Become a champion for the statewide safety goal by spreading the message throughout the State. For example, at the completion of an SHSP update process, leaders can hold a press conference to announce the safety goal and continue to communicate safety issues at other speaking engagements. In addition, leaders should encourage agencies and partners to incorporate elements of the SHSP into other planning documents, which ensures funding is available for implementation.
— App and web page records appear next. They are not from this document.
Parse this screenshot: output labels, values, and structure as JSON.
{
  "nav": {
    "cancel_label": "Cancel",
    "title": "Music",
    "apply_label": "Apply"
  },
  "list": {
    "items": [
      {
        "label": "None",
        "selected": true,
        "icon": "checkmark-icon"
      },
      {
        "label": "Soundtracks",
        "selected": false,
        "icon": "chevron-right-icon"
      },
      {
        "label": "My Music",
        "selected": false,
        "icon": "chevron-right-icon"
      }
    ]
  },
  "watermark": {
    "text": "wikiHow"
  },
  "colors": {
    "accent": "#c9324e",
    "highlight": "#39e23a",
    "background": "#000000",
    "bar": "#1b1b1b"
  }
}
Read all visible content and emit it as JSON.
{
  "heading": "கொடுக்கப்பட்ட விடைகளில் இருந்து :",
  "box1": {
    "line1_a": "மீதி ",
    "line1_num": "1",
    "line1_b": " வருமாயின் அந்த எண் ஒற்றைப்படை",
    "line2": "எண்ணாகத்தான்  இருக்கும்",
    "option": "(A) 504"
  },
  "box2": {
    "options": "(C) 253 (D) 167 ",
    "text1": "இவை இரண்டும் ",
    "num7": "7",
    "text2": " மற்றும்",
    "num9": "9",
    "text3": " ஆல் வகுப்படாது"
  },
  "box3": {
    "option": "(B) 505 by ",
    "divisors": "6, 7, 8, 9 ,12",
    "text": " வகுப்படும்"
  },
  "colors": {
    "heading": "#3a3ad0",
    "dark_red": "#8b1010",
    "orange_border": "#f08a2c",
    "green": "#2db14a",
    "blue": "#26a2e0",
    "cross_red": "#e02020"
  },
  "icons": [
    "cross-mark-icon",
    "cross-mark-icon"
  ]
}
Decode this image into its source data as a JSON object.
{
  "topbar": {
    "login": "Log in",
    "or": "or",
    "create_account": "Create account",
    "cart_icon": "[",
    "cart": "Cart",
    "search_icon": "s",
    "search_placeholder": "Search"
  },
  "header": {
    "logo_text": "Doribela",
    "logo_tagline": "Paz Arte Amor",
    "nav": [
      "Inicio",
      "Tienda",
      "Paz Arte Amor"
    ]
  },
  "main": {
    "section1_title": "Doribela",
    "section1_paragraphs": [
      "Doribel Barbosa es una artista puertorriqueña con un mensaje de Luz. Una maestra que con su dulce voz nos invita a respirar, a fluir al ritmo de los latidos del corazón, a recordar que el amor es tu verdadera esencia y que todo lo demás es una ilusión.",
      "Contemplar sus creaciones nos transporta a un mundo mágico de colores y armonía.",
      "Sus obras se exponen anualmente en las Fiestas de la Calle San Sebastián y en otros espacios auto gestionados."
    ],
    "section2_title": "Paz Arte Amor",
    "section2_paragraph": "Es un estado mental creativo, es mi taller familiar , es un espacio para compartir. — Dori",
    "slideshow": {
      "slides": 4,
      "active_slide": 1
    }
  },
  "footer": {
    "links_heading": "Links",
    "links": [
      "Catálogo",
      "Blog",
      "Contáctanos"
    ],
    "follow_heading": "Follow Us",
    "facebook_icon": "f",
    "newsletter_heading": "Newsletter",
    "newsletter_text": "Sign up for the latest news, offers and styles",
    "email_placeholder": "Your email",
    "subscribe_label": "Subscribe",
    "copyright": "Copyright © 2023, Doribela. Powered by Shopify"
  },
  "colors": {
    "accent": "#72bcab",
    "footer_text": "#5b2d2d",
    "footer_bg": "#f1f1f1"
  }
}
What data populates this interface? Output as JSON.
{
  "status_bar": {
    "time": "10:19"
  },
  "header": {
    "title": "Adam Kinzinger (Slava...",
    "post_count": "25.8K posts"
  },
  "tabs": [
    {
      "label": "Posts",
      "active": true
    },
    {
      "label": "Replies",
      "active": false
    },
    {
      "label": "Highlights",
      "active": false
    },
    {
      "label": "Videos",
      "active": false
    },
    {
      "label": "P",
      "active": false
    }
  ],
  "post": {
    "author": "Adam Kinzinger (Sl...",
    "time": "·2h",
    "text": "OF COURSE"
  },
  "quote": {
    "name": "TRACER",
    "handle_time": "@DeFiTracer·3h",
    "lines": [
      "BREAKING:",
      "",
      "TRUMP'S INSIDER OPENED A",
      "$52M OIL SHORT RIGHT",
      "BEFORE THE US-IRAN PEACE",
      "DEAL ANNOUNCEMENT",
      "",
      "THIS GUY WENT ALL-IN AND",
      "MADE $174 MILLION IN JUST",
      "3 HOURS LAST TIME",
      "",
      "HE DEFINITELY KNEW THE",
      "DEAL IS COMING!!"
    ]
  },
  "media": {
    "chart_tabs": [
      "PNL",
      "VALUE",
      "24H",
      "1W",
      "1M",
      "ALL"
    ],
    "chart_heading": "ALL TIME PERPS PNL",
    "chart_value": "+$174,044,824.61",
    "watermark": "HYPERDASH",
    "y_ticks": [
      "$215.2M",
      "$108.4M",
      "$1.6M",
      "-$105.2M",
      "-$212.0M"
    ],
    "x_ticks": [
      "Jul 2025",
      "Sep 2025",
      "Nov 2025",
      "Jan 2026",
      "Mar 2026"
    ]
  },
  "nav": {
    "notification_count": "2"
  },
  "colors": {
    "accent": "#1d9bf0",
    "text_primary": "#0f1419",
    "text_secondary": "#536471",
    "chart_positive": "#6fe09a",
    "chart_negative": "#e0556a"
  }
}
As appropriate, the emphasis areas and strategies in the State's SHSP should be incorporated in the State's Highway Safety Improvement Program (HSIP), Highway Safety Plan (HSP), and the Commercial Vehicle Safety Plan (CVSP), as well as long-term planning documents such as the Statewide Transportation Improvement Program (STIP), the Long-Range Transportation Plan.

Leadership In Action

  • In Arizona, the SHSP established an executive-level partnership between seven agencies at the Director level. This Executive Committee (EC) meets regularly and provides consistent and visible support throughout the SHSP process.
  • Vermont has created the Vermont Highway Safety Alliance (VHSA), which collaboratively promotes SHSP strategies to reduce crashes on Vermont's public highways through the development and support of partnerships and coalitions.
  • California's SHSP Executive Leadership has identified several key policy initiatives, including promoting traffic safety culture, and increasing involvement of regional, local, and Tribal agencies.
  • In Michigan, leaders from the member agencies of the Governor's Traffic Safety Advisory Commission (GTSAC) also are represented on SHSP emphasis area action teams.

Maximize Resources

A leader should help identify all revenue, personnel, and technical resources available for statewide safety initiatives, and influence allocation to optimize safety benefits. By working with other safety partners, a leader is able to combine resources and technical knowledge to advance safety. There are opportunities to use State, HSIP, and other safety funds, i.e., NHTSA highway safety grants, which also can serve as incentives to attract and maintain partnerships.

Eliminate Roadblocks

Leaders are in a unique position to remove barriers and overcome institutional boundaries within and between agencies and organizations. Many States have created an SHSP Executive Committee comprised of leaders from SHSP partner agencies and organizations. Arranging for these leaders to meet—usually once or twice a year—creates buy-in and support at all levels, breaks down barriers, supports SHSP implementation, and can result in new and innovative ideas and approaches.

Leading a safety effort is a difficult task, but there are resources available to help every step of the way. The Federal Highway Administration (FHWA) is located in every State plus the District of Columbia and Puerto Rico. Please contact them to learn how they can help.

1 NHTSA (2014). 2013 Motor Vehicle Crashes: An Overview, DOT HS 812 101, National Highway Traffic Safety Administration, Washington, D.C., December 2014.

FHWA Division Offices

FHWA Office of Safety

You also can visit the SHSP Community of Practice for SHSP information and resources.